Identify every line in the records below that contains the word "address", and copy each of those lines.

───── Records to process

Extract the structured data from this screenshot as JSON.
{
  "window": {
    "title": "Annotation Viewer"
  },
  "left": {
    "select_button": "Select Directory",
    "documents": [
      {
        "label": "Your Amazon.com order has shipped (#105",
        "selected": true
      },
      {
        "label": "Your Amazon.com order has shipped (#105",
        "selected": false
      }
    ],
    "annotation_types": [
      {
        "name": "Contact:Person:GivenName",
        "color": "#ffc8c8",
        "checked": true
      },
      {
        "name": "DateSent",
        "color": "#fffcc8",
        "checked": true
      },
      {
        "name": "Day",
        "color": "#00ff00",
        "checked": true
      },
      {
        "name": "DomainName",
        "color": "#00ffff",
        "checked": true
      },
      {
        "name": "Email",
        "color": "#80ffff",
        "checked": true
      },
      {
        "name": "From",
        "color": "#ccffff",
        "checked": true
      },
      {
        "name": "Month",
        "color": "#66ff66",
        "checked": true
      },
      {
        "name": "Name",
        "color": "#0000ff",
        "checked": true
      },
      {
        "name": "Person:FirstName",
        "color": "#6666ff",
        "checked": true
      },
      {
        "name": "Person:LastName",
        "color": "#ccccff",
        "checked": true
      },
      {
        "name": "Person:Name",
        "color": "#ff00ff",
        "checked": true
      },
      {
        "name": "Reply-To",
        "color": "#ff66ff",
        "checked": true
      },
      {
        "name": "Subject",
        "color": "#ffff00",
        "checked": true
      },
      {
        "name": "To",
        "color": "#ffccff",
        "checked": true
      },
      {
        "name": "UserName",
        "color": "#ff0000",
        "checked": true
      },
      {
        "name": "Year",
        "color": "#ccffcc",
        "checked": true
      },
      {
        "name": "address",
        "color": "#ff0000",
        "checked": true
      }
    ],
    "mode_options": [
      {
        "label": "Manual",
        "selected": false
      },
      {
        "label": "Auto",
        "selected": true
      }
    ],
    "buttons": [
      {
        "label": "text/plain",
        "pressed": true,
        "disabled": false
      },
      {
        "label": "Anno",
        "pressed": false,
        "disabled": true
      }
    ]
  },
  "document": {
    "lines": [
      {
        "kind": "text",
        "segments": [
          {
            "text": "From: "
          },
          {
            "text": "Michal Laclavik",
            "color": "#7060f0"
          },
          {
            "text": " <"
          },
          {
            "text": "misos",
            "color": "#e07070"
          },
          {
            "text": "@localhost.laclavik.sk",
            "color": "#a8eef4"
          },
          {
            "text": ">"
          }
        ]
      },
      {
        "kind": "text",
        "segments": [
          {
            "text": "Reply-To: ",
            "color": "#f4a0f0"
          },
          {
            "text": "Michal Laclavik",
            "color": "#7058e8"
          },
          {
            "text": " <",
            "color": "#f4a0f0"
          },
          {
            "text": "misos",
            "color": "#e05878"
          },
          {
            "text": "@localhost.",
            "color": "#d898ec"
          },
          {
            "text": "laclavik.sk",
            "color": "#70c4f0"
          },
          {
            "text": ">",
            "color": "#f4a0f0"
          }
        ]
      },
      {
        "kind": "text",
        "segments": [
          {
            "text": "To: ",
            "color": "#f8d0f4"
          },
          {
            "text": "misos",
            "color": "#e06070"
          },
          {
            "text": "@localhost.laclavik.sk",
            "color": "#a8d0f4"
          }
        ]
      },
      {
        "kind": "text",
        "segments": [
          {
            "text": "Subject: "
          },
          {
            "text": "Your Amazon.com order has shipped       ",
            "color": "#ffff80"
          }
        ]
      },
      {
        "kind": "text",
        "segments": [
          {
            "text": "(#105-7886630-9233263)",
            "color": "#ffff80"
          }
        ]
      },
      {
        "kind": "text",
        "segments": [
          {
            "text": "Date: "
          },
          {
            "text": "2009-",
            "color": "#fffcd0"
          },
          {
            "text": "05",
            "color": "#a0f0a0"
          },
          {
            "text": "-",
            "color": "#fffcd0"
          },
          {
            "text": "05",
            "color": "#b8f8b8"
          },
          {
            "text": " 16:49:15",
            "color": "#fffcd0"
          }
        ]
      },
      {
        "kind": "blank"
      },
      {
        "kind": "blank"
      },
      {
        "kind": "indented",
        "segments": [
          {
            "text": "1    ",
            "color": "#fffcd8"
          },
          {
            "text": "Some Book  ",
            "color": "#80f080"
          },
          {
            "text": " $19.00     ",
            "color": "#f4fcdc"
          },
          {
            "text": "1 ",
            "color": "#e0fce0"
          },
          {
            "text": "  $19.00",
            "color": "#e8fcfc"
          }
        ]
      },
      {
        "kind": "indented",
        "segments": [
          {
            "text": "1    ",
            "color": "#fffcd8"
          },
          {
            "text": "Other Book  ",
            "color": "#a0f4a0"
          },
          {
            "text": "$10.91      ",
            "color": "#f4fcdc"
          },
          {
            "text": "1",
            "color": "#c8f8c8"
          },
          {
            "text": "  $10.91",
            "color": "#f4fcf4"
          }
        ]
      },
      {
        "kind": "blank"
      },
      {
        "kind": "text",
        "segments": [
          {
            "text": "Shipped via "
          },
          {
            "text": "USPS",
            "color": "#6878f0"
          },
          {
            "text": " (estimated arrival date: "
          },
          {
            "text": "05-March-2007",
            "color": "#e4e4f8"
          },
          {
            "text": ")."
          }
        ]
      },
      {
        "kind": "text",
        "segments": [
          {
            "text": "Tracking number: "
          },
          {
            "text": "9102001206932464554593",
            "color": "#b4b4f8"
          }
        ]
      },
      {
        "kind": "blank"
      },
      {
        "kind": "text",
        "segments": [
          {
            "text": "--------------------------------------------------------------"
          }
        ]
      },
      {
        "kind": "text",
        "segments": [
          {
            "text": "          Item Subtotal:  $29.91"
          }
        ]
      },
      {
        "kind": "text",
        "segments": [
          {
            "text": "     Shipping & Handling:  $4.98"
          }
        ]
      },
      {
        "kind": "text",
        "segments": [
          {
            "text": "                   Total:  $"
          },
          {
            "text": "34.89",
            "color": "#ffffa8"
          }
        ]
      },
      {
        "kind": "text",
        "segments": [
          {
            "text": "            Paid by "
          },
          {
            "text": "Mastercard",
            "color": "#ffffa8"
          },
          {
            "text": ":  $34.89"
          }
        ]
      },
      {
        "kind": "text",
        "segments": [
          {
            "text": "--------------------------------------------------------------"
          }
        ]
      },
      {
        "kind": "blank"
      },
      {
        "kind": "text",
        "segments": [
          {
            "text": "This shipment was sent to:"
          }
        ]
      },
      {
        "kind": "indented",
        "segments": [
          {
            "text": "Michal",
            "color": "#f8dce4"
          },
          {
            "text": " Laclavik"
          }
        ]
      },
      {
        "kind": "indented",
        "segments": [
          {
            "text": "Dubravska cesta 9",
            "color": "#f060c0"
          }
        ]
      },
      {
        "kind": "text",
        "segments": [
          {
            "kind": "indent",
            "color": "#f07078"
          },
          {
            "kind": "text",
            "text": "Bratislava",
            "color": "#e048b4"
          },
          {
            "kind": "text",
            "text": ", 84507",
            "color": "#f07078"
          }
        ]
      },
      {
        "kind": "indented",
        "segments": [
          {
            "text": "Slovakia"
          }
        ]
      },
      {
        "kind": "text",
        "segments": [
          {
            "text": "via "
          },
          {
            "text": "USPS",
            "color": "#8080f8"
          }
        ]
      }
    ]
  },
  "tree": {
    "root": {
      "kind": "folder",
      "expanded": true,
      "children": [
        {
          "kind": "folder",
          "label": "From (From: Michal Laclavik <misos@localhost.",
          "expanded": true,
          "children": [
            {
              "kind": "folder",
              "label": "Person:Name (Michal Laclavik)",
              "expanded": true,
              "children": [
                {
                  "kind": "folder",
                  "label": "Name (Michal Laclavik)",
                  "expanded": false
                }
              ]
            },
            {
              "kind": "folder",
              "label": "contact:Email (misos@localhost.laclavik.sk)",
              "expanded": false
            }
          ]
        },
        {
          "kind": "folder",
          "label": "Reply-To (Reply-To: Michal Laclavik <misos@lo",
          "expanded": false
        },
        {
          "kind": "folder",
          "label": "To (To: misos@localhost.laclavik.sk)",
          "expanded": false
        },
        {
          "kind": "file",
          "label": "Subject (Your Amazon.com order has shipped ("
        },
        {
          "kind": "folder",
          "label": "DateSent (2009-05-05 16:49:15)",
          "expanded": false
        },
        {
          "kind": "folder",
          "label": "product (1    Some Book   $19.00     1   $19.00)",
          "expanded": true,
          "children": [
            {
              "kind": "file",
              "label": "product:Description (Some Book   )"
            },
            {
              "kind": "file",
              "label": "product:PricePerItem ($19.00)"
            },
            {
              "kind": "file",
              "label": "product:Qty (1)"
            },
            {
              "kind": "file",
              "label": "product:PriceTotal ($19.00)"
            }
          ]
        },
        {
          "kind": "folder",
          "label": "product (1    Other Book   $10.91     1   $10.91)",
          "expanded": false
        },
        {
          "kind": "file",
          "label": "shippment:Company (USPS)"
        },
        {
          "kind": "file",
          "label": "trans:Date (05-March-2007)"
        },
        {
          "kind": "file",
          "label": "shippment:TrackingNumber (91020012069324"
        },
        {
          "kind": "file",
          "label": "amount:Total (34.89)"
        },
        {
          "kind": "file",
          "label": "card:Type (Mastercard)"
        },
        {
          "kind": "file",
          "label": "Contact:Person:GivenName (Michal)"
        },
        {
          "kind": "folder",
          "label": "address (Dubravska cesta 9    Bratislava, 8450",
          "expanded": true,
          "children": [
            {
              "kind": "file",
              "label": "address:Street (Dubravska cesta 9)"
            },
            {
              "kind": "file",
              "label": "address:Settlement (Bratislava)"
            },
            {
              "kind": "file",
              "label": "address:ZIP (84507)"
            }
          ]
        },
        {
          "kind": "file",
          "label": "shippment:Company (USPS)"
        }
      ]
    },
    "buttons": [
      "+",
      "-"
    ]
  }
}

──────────

**Finished task**
        "name": "address",
          "label": "address (Dubravska cesta 9    Bratislava, 8450",
              "label": "address:Street (Dubravska cesta 9)"
              "label": "address:Settlement (Bratislava)"
              "label": "address:ZIP (84507)"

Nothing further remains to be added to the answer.